But Brigham was perhaps most widely recognized for his master's thesis on the area at 26th and Highland now known as Bruce's Beach. The land had been purchased in 1912 by Charles and Willa Bruce, who developed it into a resort for African-American families, despite resistance from segments of the community. In 1924, the city condemned the neighborhood, and used eminent domain to reclaim the land.
Brigham's thesis was among the factors bringing recognition to a history that had been seemingly swept under the rug. Following heated debate, the park was ultimately named Bruce's Beach in 2007.
Former Manhattan Beach Mayor Mitch Ward recalled a story that Bob Brigham told him about how as a child Brigham once asked his mother why that spot by the beach was overgrown and unoccupied. "Bob explained that his mother would say, 'Folks don’t talk about that.' It
was a sordid part of Manhattan Beach’s history some wanted forgotten," said Ward. "But he refused to forget Bruce's Beach and in fact he chose to write a thesis about the resort at his
Dennis, who retold the story of Bruce's Beach in her 1987 book, “A Walk Beside the Sea: A History of Manhattan Beach," noted, "Bob was the first one to actually delve in and research the
situation that took place. There had been stories about it in the past, but he’s the one that really described what happened."

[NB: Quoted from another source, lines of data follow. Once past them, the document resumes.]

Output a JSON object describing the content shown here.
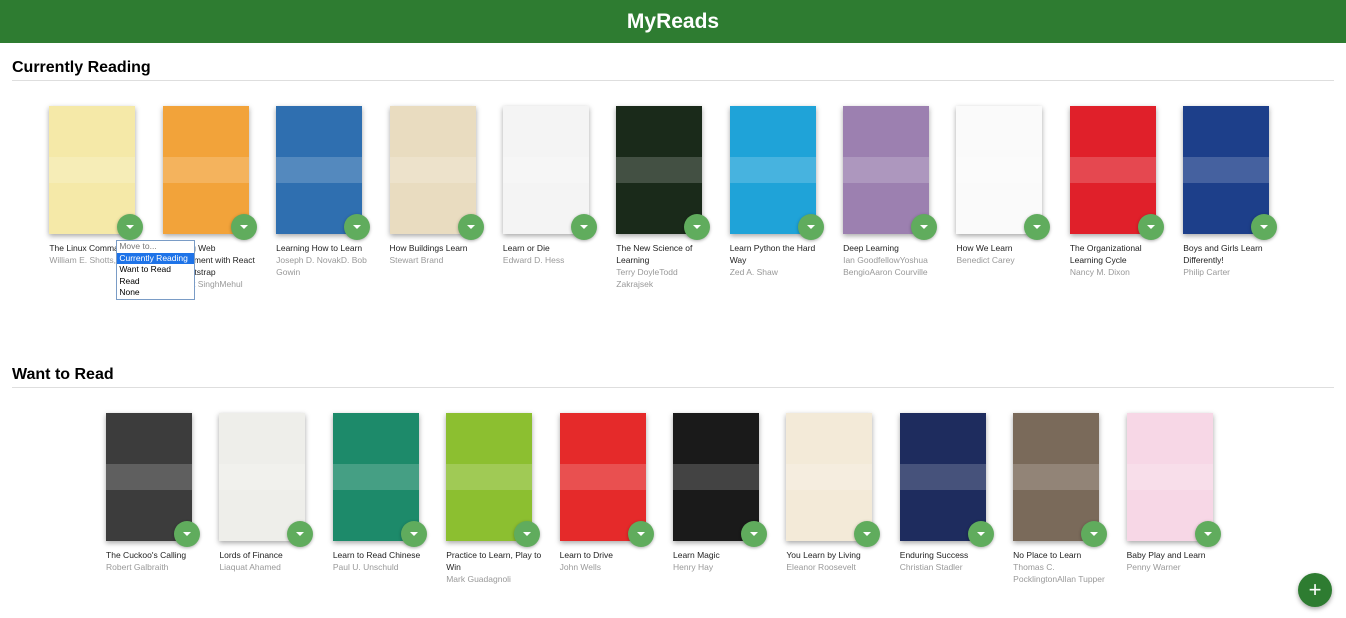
{
  "app": {
    "title": "MyReads"
  },
  "shelves": [
    {
      "title": "Currently Reading",
      "books": [
        {
          "title": "The Linux Command Line",
          "authors": "William E. Shotts, Jr.",
          "cover_color": "#f5e9a8"
        },
        {
          "title": "Learning Web Development with React and Bootstrap",
          "authors": "Harmeet SinghMehul Bhatt",
          "cover_color": "#f2a33a"
        },
        {
          "title": "Learning How to Learn",
          "authors": "Joseph D. NovakD. Bob Gowin",
          "cover_color": "#2f6fb0"
        },
        {
          "title": "How Buildings Learn",
          "authors": "Stewart Brand",
          "cover_color": "#e9dcc0"
        },
        {
          "title": "Learn or Die",
          "authors": "Edward D. Hess",
          "cover_color": "#f4f4f4"
        },
        {
          "title": "The New Science of Learning",
          "authors": "Terry DoyleTodd Zakrajsek",
          "cover_color": "#1a2a1a"
        },
        {
          "title": "Learn Python the Hard Way",
          "authors": "Zed A. Shaw",
          "cover_color": "#1fa3d8"
        },
        {
          "title": "Deep Learning",
          "authors": "Ian GoodfellowYoshua BengioAaron Courville",
          "cover_color": "#9c80b0"
        },
        {
          "title": "How We Learn",
          "authors": "Benedict Carey",
          "cover_color": "#fafafa"
        },
        {
          "title": "The Organizational Learning Cycle",
          "authors": "Nancy M. Dixon",
          "cover_color": "#e0202a"
        },
        {
          "title": "Boys and Girls Learn Differently!",
          "authors": "Philip Carter",
          "cover_color": "#1d3f8a"
        }
      ]
    },
    {
      "title": "Want to Read",
      "books": [
        {
          "title": "The Cuckoo's Calling",
          "authors": "Robert Galbraith",
          "cover_color": "#3c3c3c"
        },
        {
          "title": "Lords of Finance",
          "authors": "Liaquat Ahamed",
          "cover_color": "#eeeeea"
        },
        {
          "title": "Learn to Read Chinese",
          "authors": "Paul U. Unschuld",
          "cover_color": "#1d8a6a"
        },
        {
          "title": "Practice to Learn, Play to Win",
          "authors": "Mark Guadagnoli",
          "cover_color": "#8cbf30"
        },
        {
          "title": "Learn to Drive",
          "authors": "John Wells",
          "cover_color": "#e52a2a"
        },
        {
          "title": "Learn Magic",
          "authors": "Henry Hay",
          "cover_color": "#1a1a1a"
        },
        {
          "title": "You Learn by Living",
          "authors": "Eleanor Roosevelt",
          "cover_color": "#f3ead8"
        },
        {
          "title": "Enduring Success",
          "authors": "Christian Stadler",
          "cover_color": "#1e2c5e"
        },
        {
          "title": "No Place to Learn",
          "authors": "Thomas C. PocklingtonAllan Tupper",
          "cover_color": "#7a6a5a"
        },
        {
          "title": "Baby Play and Learn",
          "authors": "Penny Warner",
          "cover_color": "#f7d7e6"
        }
      ]
    }
  ],
  "shelf_changer": {
    "options": [
      "Move to...",
      "Currently Reading",
      "Want to Read",
      "Read",
      "None"
    ],
    "selected": "Currently Reading"
  },
  "fab": {
    "label": "+",
    "icon": "plus-icon"
  }
}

Dennis added: "He did a service to the community. All of his work, all of
his research I feel was an asset to the history of Manhattan Beach. You may not
have liked some of it, but he was reporting it and researching it."
Brigham's effort to uncover a history, despite its being uncomfortable, was inspirational to many.
“His tireless work to shine a light on the unfortunate history of
Bruce's Beach and encourage Manhattan Beach to confront its past in
order to bring healing serves as a yearly reminder of the power of
history to change lives and better a community," said Mira Costa's Fauver.
Said Ward: "Bob’s writings and conversations inspired me and touched my heart. So much so that after one visit from Bob, I vowed to do all I could when I became mayor of Manhattan Beach to honor the memory of Charles and Willa Bruce and the haven they created."
"Bob was truly my local hero and a treasure rooted right
here in Manhattan Beach," Ward added.
The Manhattan Beach City Council will adjourn its meeting on April 2 in his memory.